In simpler terms, wireless technology uses the aspects of the radio waves (amplitude, phase angle, etc.) to translate to the 1s and 0s for data, this is called modulation. Covering how the amplitude and phase angle is modulated is beyond the scope of this page, but if you are interested and technically minded, there is a good run-down of it in this Anandtech article here. To put is simply, it's just a way to get more lanes in our highway in the same frequency space. To get an OFDM connection, we first have to have OFDM access points (APs) on a nearby tower that you can connect to, and have a strong enough signal to get a connection to it. OFDM is available on all bands except for the one that most needs it, which is the 900 MHz band. The decision to leave 900 MHz behind was by the main device manufacturer, Cambium (they purchased from Motorola), who may have identified the tiny size of the band and the likelihood of interference in heavily populated areas as reasons to pass on it.
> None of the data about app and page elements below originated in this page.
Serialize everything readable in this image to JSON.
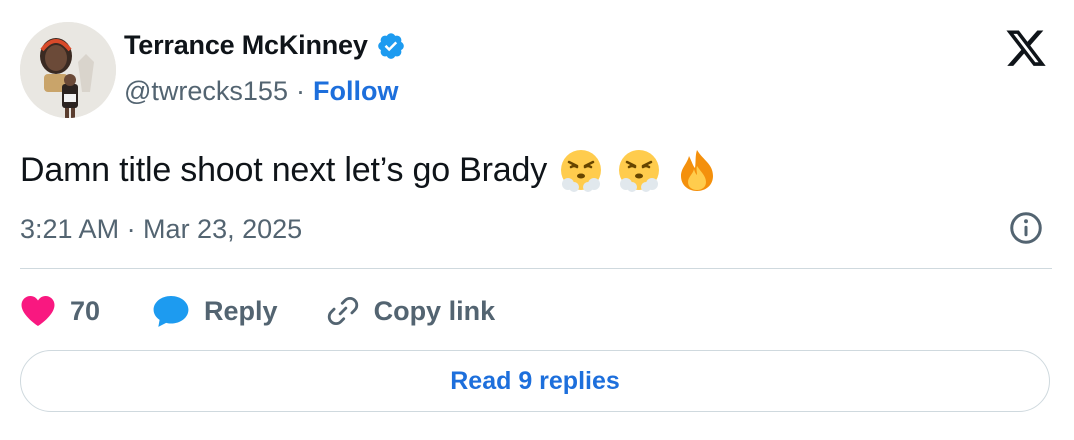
{
  "author": {
    "display_name": "Terrance McKinney",
    "handle": "@twrecks155",
    "separator": "·",
    "follow_label": "Follow"
  },
  "tweet": {
    "text": "Damn title shoot next let’s go Brady",
    "emojis": [
      "face-with-steam-emoji",
      "face-with-steam-emoji",
      "fire-emoji"
    ],
    "timestamp": "3:21 AM · Mar 23, 2025"
  },
  "actions": {
    "like_count": "70",
    "reply_label": "Reply",
    "copy_link_label": "Copy link"
  },
  "footer": {
    "read_replies_label": "Read 9 replies"
  },
  "colors": {
    "link_blue": "#1d6fdc",
    "like_pink": "#f91880",
    "reply_blue": "#1d9bf0",
    "muted_text": "#536471",
    "verified_blue": "#1d9bf0"
  },
  "icons": [
    "verified-badge-icon",
    "x-logo-icon",
    "info-icon",
    "heart-icon",
    "reply-bubble-icon",
    "link-icon"
  ]
}
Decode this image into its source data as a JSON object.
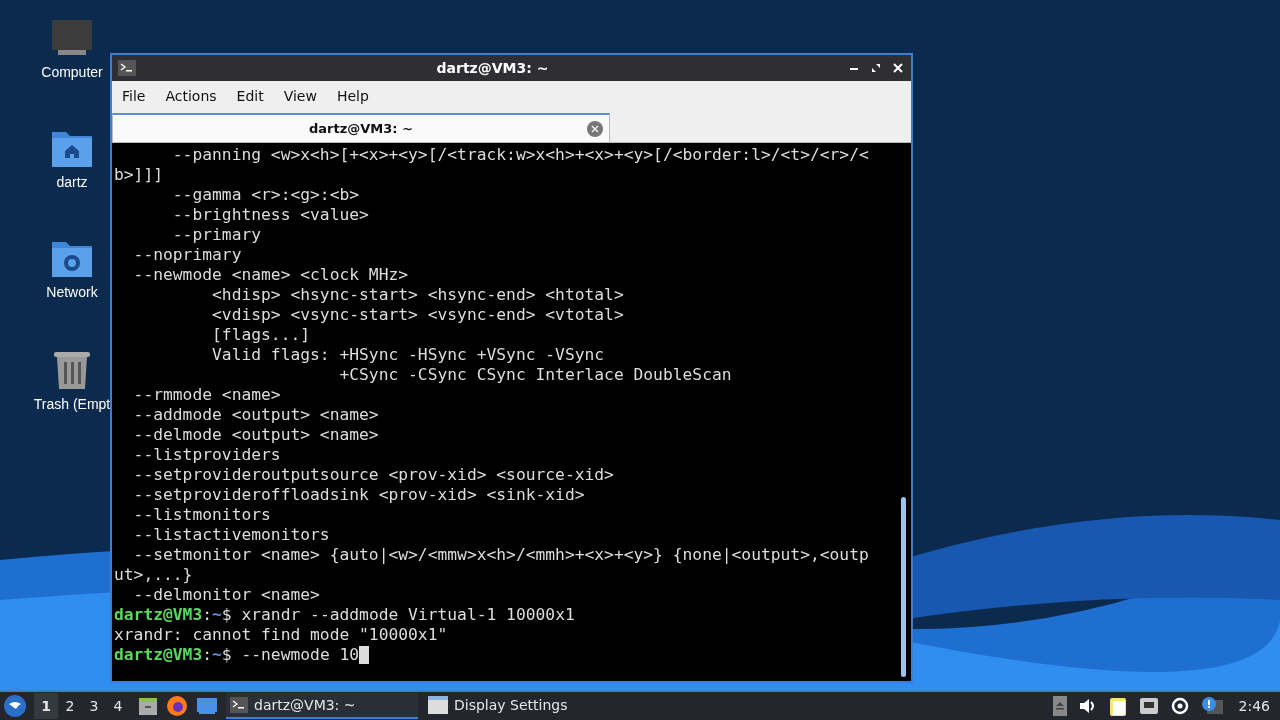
{
  "desktop_icons": [
    {
      "kind": "computer",
      "label": "Computer"
    },
    {
      "kind": "home",
      "label": "dartz"
    },
    {
      "kind": "network",
      "label": "Network"
    },
    {
      "kind": "trash",
      "label": "Trash (Empt"
    }
  ],
  "window": {
    "title": "dartz@VM3: ~",
    "menu": [
      "File",
      "Actions",
      "Edit",
      "View",
      "Help"
    ],
    "tabs": [
      {
        "label": "dartz@VM3: ~",
        "selected": true
      }
    ],
    "terminal": {
      "lines": [
        {
          "kind": "output",
          "text": "      --panning <w>x<h>[+<x>+<y>[/<track:w>x<h>+<x>+<y>[/<border:l>/<t>/<r>/<"
        },
        {
          "kind": "output",
          "text": "b>]]]"
        },
        {
          "kind": "output",
          "text": "      --gamma <r>:<g>:<b>"
        },
        {
          "kind": "output",
          "text": "      --brightness <value>"
        },
        {
          "kind": "output",
          "text": "      --primary"
        },
        {
          "kind": "output",
          "text": "  --noprimary"
        },
        {
          "kind": "output",
          "text": "  --newmode <name> <clock MHz>"
        },
        {
          "kind": "output",
          "text": "          <hdisp> <hsync-start> <hsync-end> <htotal>"
        },
        {
          "kind": "output",
          "text": "          <vdisp> <vsync-start> <vsync-end> <vtotal>"
        },
        {
          "kind": "output",
          "text": "          [flags...]"
        },
        {
          "kind": "output",
          "text": "          Valid flags: +HSync -HSync +VSync -VSync"
        },
        {
          "kind": "output",
          "text": "                       +CSync -CSync CSync Interlace DoubleScan"
        },
        {
          "kind": "output",
          "text": "  --rmmode <name>"
        },
        {
          "kind": "output",
          "text": "  --addmode <output> <name>"
        },
        {
          "kind": "output",
          "text": "  --delmode <output> <name>"
        },
        {
          "kind": "output",
          "text": "  --listproviders"
        },
        {
          "kind": "output",
          "text": "  --setprovideroutputsource <prov-xid> <source-xid>"
        },
        {
          "kind": "output",
          "text": "  --setprovideroffloadsink <prov-xid> <sink-xid>"
        },
        {
          "kind": "output",
          "text": "  --listmonitors"
        },
        {
          "kind": "output",
          "text": "  --listactivemonitors"
        },
        {
          "kind": "output",
          "text": "  --setmonitor <name> {auto|<w>/<mmw>x<h>/<mmh>+<x>+<y>} {none|<output>,<outp"
        },
        {
          "kind": "output",
          "text": "ut>,...}"
        },
        {
          "kind": "output",
          "text": "  --delmonitor <name>"
        },
        {
          "kind": "prompt",
          "user": "dartz@VM3",
          "sep": ":",
          "dir": "~",
          "text": "$ xrandr --addmode Virtual-1 10000x1"
        },
        {
          "kind": "output",
          "text": "xrandr: cannot find mode \"10000x1\""
        },
        {
          "kind": "prompt",
          "user": "dartz@VM3",
          "sep": ":",
          "dir": "~",
          "text": "$ --newmode 10",
          "cursor": true
        }
      ]
    }
  },
  "taskbar": {
    "workspaces": [
      {
        "label": "1",
        "selected": true
      },
      {
        "label": "2",
        "selected": false
      },
      {
        "label": "3",
        "selected": false
      },
      {
        "label": "4",
        "selected": false
      }
    ],
    "tasks": [
      {
        "kind": "terminal",
        "label": "dartz@VM3: ~",
        "selected": true
      },
      {
        "kind": "settings",
        "label": "Display Settings",
        "selected": false
      }
    ],
    "clock": "2:46"
  }
}
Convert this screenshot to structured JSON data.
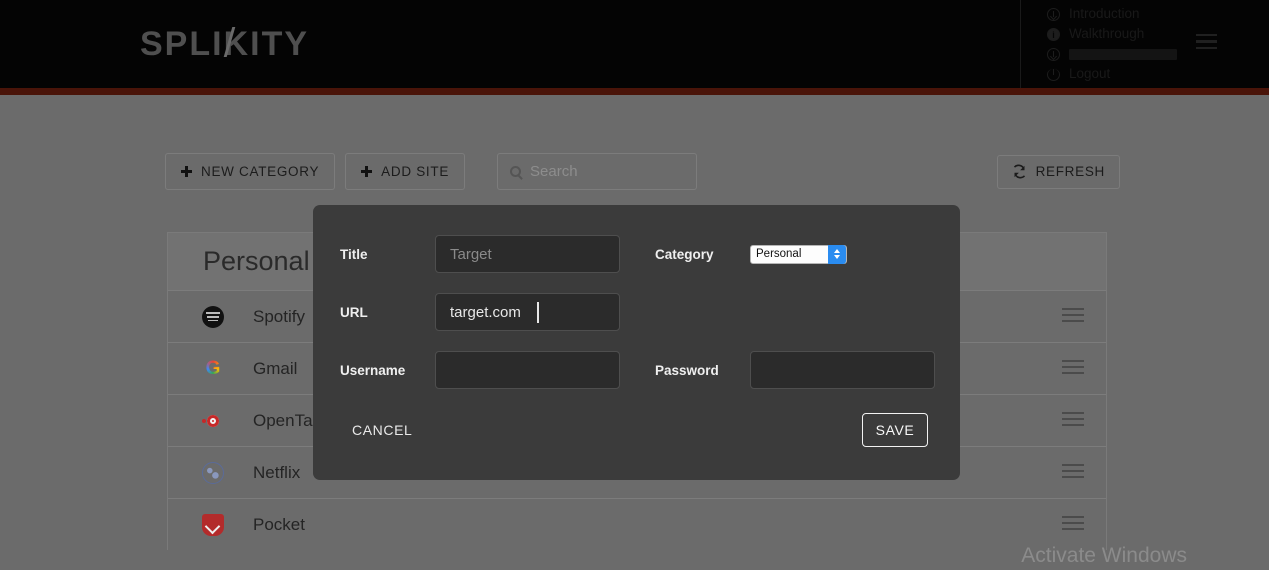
{
  "header": {
    "logo_text": "SPLIKITY",
    "menu": [
      {
        "label": "Introduction",
        "icon": "download-circle-icon"
      },
      {
        "label": "Walkthrough",
        "icon": "info-circle-icon"
      },
      {
        "label": "",
        "icon": "download-circle-icon",
        "redacted": true
      },
      {
        "label": "Logout",
        "icon": "power-icon"
      }
    ],
    "hamburger_icon": "hamburger-menu-icon",
    "accent_color": "#4a1409"
  },
  "toolbar": {
    "new_category_label": "NEW CATEGORY",
    "add_site_label": "ADD SITE",
    "search_placeholder": "Search",
    "search_value": "",
    "search_icon": "search-icon",
    "refresh_label": "REFRESH",
    "refresh_icon": "refresh-icon"
  },
  "category_card": {
    "title": "Personal",
    "rows": [
      {
        "name": "Spotify",
        "icon": "spotify-icon"
      },
      {
        "name": "Gmail",
        "icon": "google-icon"
      },
      {
        "name": "OpenTab",
        "icon": "opentab-icon"
      },
      {
        "name": "Netflix",
        "icon": "netflix-icon"
      },
      {
        "name": "Pocket",
        "icon": "pocket-icon"
      }
    ],
    "drag_handle_icon": "drag-handle-icon"
  },
  "modal": {
    "title_label": "Title",
    "title_value": "",
    "title_placeholder": "Target",
    "url_label": "URL",
    "url_value": "target.com",
    "username_label": "Username",
    "username_value": "",
    "password_label": "Password",
    "password_value": "",
    "category_label": "Category",
    "category_value": "Personal",
    "category_options": [
      "Personal"
    ],
    "cancel_label": "CANCEL",
    "save_label": "SAVE"
  },
  "watermark": {
    "text": "Activate Windows"
  }
}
After you get connected to the tower site, we still have to get from the tower to the rest of the Internet, which is another area where the speeds can still vary. Most of the tower feeds are wireless, they have a wireless feed from another tower, to eventually get to the fibre optic cable that feeds the region. With these wireless tower links, we are dealing with the same limited lane highway problem, it's just on a grander scale and is more predictable. Since the highway feeds a single point (referred to as point to point), the expected throughput can be forecasted. Most of these links in the MCSNet network are already through the new OFDM technology to allow for faster rates, but they can still get saturated and affect the performance. On any given weekday, it's likely that one part or another is being upgraded somewhere in our network, it's never ending. After the tower feed, it connects to the fibre that feeds the region (some towers are fed directly by fibre), which offers an incredible amount of bandwidth. This fibre has traditionally been through the Alberta SuperNet, which is a good example of how even fibre can slow down if not properly maintained. The fibres converge at Edmonton where they connect to the rest of the Internet.